● Problem to solve
Scan the data for "pequenas" and copy each matching line.

● Items from an interface collection
--- START ---

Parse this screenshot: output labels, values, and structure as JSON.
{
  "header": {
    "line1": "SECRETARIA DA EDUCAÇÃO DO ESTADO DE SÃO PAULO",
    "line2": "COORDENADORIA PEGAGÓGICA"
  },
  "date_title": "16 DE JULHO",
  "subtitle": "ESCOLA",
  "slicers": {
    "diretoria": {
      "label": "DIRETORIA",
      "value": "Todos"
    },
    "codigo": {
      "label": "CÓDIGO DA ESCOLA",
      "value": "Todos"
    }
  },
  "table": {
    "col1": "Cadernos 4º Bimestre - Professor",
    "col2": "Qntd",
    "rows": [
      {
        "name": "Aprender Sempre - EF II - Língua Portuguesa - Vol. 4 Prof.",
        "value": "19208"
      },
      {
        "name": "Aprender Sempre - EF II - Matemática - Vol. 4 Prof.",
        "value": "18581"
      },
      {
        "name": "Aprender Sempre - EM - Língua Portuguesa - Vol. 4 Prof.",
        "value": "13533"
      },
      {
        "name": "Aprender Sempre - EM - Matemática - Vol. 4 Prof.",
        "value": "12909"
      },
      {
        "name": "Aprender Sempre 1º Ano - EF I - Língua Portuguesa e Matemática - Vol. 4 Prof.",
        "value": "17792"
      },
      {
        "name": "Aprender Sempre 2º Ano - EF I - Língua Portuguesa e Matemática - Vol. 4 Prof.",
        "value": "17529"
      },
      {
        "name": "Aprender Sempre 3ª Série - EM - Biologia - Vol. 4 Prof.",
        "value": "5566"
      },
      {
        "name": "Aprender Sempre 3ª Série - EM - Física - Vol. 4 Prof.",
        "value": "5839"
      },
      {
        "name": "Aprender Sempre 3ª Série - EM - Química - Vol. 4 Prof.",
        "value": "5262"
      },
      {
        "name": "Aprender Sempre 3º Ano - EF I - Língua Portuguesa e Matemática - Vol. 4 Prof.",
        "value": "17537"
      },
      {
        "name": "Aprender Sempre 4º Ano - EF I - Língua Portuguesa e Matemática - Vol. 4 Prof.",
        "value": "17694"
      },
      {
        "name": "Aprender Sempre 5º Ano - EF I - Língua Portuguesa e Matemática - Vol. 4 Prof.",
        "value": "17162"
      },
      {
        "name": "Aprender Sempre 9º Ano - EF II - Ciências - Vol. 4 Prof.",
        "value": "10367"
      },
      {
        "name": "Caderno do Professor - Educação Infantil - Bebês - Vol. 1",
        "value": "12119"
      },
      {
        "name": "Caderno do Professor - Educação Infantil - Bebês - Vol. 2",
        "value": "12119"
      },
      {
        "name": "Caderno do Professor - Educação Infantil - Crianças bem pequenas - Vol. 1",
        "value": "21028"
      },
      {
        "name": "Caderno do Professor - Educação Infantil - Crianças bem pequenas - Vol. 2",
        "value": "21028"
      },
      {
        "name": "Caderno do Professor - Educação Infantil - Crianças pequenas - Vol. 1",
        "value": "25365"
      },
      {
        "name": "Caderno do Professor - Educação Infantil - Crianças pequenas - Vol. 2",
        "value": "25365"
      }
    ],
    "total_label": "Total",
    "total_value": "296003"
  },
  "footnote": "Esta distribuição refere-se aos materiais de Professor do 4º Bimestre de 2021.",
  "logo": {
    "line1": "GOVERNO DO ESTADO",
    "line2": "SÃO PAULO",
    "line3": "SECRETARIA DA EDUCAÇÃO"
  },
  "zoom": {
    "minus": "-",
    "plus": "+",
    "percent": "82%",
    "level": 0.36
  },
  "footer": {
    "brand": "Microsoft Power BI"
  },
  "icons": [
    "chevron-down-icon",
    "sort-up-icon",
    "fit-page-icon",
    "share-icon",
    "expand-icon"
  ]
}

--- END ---

● Result of this exercise
        "name": "Caderno do Professor - Educação Infantil - Crianças bem pequenas - Vol. 1",
        "name": "Caderno do Professor - Educação Infantil - Crianças bem pequenas - Vol. 2",
        "name": "Caderno do Professor - Educação Infantil - Crianças pequenas - Vol. 1",
        "name": "Caderno do Professor - Educação Infantil - Crianças pequenas - Vol. 2",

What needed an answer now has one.